McConnell, who some see as vulnerable to a primary challenge from a Tea Party candidate, was more forthcoming with praise for Paul after his talking filibuster had drawn the support of grassroots conservative activists, going so far as to send out a fundraising email and petition based on the filibuster.

Some might wonder if McConnell’s ties to drone manufacturing companies might explain his early reticence to join Paul’s effort:

  • Over his career, McConnell has taken $15,000 from General Atomics, the manufacturer of the Predator drones that Paul repeatedly mentioned; $28,250 from Lockheed Martin, manufacturer of the Hellfire missiles that Predator drones are equipped with; and $43,150 from Northrop Grumman, another major drone manufacturer.
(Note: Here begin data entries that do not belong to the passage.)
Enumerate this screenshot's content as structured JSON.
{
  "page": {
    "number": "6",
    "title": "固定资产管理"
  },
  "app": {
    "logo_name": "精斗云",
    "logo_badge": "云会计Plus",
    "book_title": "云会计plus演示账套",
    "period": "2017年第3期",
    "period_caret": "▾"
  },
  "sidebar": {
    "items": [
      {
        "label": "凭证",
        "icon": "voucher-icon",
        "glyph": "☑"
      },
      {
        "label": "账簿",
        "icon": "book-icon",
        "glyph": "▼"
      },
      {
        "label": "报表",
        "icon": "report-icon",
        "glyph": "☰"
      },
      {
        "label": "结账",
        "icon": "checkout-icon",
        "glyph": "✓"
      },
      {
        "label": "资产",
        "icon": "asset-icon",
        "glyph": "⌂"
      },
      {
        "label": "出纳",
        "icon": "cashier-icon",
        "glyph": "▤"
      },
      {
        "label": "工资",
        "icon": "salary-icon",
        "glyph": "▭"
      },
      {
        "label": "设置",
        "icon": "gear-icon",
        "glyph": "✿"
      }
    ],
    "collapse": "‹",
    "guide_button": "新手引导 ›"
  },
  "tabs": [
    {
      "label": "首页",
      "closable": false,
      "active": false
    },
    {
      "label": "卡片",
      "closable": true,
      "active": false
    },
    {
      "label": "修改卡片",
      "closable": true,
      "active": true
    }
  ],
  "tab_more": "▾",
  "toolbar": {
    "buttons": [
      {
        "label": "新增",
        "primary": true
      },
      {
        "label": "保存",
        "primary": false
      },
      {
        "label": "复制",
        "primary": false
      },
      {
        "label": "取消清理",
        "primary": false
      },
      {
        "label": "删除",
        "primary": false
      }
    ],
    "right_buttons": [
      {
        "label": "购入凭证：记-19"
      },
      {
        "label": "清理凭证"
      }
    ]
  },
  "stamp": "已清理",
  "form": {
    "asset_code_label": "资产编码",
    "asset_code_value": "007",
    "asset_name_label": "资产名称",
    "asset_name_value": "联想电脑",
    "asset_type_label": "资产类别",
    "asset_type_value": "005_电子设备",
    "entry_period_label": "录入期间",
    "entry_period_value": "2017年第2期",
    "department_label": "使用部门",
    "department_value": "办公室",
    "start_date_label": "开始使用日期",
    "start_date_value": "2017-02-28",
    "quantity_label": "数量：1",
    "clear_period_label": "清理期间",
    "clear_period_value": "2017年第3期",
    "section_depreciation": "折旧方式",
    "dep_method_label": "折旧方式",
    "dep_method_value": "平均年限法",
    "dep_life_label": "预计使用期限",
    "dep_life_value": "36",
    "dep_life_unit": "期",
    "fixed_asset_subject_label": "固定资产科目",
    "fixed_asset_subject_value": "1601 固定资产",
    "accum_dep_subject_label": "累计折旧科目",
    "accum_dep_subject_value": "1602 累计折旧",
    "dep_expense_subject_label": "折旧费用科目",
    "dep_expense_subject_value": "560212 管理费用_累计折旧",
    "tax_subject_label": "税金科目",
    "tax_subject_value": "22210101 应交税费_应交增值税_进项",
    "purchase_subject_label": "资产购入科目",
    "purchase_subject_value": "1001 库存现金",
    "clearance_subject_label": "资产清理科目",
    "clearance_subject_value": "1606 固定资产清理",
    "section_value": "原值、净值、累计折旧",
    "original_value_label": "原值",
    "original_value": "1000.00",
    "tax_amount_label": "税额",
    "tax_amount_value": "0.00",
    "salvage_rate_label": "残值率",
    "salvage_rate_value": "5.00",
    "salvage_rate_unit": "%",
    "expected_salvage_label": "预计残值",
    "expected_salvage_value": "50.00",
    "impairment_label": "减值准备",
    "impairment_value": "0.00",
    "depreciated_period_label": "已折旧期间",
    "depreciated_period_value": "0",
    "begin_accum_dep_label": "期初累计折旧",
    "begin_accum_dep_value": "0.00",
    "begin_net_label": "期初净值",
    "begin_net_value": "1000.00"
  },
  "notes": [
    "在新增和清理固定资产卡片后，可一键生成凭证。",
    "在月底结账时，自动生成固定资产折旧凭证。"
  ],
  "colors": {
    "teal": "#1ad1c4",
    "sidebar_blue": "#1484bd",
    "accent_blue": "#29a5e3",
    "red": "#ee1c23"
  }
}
  • All told, the defense aerospace industry has given a career total of $223,045 to McConnell’s campaign committees and leadership PAC, according to a Public Campaign Action Fund analysis of data from the Center for Responsive Politics.
  • At least four of McConnell’s former staff members have gone through the revolving door to lobby for drone interests, including Boeing, Lockheed Martin, United Technologies, Ball Aerospace & Technologies, which creates imaging technology for drones, and Alenia North America, a subsidiary of Italian drone manufacturer Finmeccanica S.p.A.